Live review: Beck with The Ghost Of A Saber Tooth Tiger at The Fox Theatre in Atlanta, July 22
Who could have predicted that Beck’s “Loser,” released 20 years ago, would be the launching pad for one of today’s most respected artists? Not many. That is, as you’re aware, exactly what has happened. Touring in support of his latest critical success Morning Phase, Beck has won the adoration of fans and critics alike.
So it was with great astonishment that he opened the show with – not a selection from the new release, as fans expected – but a fierce and fiery version of “Devil’s Haircut,” from 1996’s Odelay. The fans, now in an immediate frenzy, were ready for more. Beck obliged with “Black Tambourine” and “The New Pollution,” two big rocking tunes.
Beck is a smooth operator and was enjoying this night as much as the biggest fans in the audience (if not more). His fluid, sometimes jerky moves would be explained if he were, in fact, the love child of Mick Jagger and the Blues Brothers. His dancing and fist pumping were infectious. This is a fun guy and – with apologies to Nick Lowe – may be the new Jesus of Cool.
Decked out in black jeans, a striped shirt, black leather jacket and hat, Beck has not changed much from that 24-year-old we met in 1994. When he finally got around to playing new stuff, the crowd was invested. Knocking out several new tracks, the night unfolded into a realization of the tale of two Becks. Morning Phase is so different from his earlier work, but so excellent. Not better, just different. It’s a mature sound that was really not expected. These new songs translate well in a live setting, mainly due to Beck’s incredible confidence and stage presence. Just about every track off Phase is a thing of beauty.
During his classic “Think I’m in Love,” Beck segued into Donna Summer’s “I Feel Love” as if it were his song to begin with. As the set came to a close, band members got into a for-fun brawl onstage and were falling over each other. Beck strung police tape across the front of the stage and exited with laughing bandmates. Upon their return, Beck tore down the tape and broke into “Sexx Laws.” Next, what sounded like a classic R&B tune with Beck pushing the falsetto was, in fact, “Debra” off his Midnight Vultures from 1999. The encore ended two songs later with an extended jam of “Where It’s At” (“I got two turntables and a microphone”). Every fan with a heartbeat inside the Fox was singing this chorus. This show is evidence that Beck has only just begun to be a creative force in the world of music.
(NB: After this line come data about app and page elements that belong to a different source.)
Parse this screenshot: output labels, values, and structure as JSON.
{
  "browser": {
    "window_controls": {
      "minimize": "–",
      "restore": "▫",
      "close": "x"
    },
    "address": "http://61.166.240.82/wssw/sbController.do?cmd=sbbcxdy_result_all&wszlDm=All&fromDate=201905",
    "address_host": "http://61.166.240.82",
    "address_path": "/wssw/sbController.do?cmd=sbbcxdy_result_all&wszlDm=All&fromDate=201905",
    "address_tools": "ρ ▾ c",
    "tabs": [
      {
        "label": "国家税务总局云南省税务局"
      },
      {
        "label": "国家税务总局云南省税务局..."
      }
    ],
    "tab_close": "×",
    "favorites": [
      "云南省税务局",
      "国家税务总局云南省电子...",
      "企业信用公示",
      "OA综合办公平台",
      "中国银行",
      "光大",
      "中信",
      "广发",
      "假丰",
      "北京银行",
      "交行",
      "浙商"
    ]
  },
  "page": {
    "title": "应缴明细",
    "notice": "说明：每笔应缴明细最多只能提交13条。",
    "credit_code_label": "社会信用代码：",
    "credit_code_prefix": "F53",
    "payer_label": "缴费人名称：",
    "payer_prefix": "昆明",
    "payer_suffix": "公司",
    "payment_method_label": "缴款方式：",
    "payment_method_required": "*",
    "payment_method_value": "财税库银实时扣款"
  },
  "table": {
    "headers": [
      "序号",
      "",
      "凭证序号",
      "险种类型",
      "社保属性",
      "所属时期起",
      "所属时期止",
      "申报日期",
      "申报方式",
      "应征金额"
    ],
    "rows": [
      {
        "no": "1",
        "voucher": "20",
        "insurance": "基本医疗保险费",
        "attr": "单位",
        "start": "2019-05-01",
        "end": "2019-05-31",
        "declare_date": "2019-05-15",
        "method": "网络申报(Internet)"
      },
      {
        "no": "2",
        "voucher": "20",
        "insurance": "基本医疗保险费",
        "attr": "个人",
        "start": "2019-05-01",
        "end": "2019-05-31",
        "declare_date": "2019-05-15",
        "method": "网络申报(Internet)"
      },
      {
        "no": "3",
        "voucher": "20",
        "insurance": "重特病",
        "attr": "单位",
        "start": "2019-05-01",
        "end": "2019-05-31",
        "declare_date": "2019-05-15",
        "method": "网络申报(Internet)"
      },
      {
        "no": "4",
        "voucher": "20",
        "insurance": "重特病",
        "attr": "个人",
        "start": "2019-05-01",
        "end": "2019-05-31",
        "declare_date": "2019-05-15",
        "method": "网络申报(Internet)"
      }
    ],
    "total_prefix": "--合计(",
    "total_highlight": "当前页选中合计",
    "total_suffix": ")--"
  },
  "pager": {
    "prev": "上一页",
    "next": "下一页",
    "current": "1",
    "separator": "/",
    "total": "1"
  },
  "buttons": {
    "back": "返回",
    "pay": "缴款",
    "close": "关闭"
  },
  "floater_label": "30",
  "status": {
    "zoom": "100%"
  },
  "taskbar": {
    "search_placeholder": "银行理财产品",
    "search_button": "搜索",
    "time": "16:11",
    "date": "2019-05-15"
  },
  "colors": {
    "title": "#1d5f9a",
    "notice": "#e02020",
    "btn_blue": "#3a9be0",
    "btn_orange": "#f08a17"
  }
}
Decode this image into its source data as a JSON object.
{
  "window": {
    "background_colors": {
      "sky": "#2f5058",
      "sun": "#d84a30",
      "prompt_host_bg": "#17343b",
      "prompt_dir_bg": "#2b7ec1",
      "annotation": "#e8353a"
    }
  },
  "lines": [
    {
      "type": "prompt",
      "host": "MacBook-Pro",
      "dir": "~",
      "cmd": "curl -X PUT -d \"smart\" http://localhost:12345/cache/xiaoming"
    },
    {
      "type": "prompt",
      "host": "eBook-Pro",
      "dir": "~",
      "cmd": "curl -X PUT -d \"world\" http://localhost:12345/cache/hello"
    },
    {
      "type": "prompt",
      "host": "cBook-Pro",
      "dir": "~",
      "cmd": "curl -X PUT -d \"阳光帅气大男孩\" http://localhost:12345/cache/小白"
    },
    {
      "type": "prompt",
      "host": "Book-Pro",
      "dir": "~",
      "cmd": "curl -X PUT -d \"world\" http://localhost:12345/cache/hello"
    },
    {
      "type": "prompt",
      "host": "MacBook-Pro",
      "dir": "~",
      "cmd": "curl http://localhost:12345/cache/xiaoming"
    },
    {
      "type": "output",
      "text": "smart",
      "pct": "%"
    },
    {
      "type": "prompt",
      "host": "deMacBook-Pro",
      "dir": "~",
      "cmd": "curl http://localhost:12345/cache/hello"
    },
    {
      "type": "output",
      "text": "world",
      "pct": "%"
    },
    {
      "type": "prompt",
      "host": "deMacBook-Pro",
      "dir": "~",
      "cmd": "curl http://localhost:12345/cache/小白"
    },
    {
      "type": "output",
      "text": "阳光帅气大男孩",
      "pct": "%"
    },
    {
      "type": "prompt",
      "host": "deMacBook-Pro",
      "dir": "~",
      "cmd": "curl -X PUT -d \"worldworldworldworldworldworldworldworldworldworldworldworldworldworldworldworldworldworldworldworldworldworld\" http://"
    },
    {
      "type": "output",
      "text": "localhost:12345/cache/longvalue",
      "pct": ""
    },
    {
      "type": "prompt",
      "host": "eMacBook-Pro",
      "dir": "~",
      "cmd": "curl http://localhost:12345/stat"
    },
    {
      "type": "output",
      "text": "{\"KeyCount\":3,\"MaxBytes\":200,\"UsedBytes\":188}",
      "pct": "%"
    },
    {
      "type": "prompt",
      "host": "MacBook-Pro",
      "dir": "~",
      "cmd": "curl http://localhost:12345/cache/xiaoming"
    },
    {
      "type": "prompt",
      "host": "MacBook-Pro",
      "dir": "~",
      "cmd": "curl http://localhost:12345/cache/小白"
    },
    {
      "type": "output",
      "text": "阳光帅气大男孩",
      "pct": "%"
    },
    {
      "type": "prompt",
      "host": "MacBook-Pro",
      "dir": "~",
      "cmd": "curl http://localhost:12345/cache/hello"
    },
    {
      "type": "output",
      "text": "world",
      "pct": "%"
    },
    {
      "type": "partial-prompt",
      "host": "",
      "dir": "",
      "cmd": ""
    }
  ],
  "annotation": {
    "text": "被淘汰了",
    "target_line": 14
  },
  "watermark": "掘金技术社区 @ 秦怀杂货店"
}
Opening the show was The GOASTT (The Ghost Of A Saber Tooth Tiger), Sean Lennon’s project with girlfriend (and Atlanta native) Charlotte Kemp Muhl. Lennon repeatedly told the crowd how psyched they were to be playing the Fox. Lennon no doubt suffers comparisons to his father (The Beatles’ John Lennon), but he appears to be more of an amalgam of his father and his mother (Yoko Ono), in looks and in sound. Fresh off the release of their “first real album” Midnight Sun, Lennon and Kemp Muhl, joined by a full band, have created a fascinating set of songs, harkening back to the psychedelic era of rock music in the late sixties and early seventies. Some songs sound reminiscent of The Beatles, but there’s also a Pink Floyd vibe going, especially with the set closer and Syd Barrett cover “Long Gone.”
After performing a new tune, Lennon told the crowd, “That was from our new album that came out this year. Check it out if you're into this stuff.” Any music lover – especially a lover of avant-garde and/or psychedelic pop – should check out Midnight Sun. Lennon showed off some top-notch guitar slinging and a beautiful voice. The harmonies with Kemp Muhl were perfection. For those Atlantans sauntering into the Fox after The GOASTT left the stage: Your loss.
For full set lists, visit Setlist.fm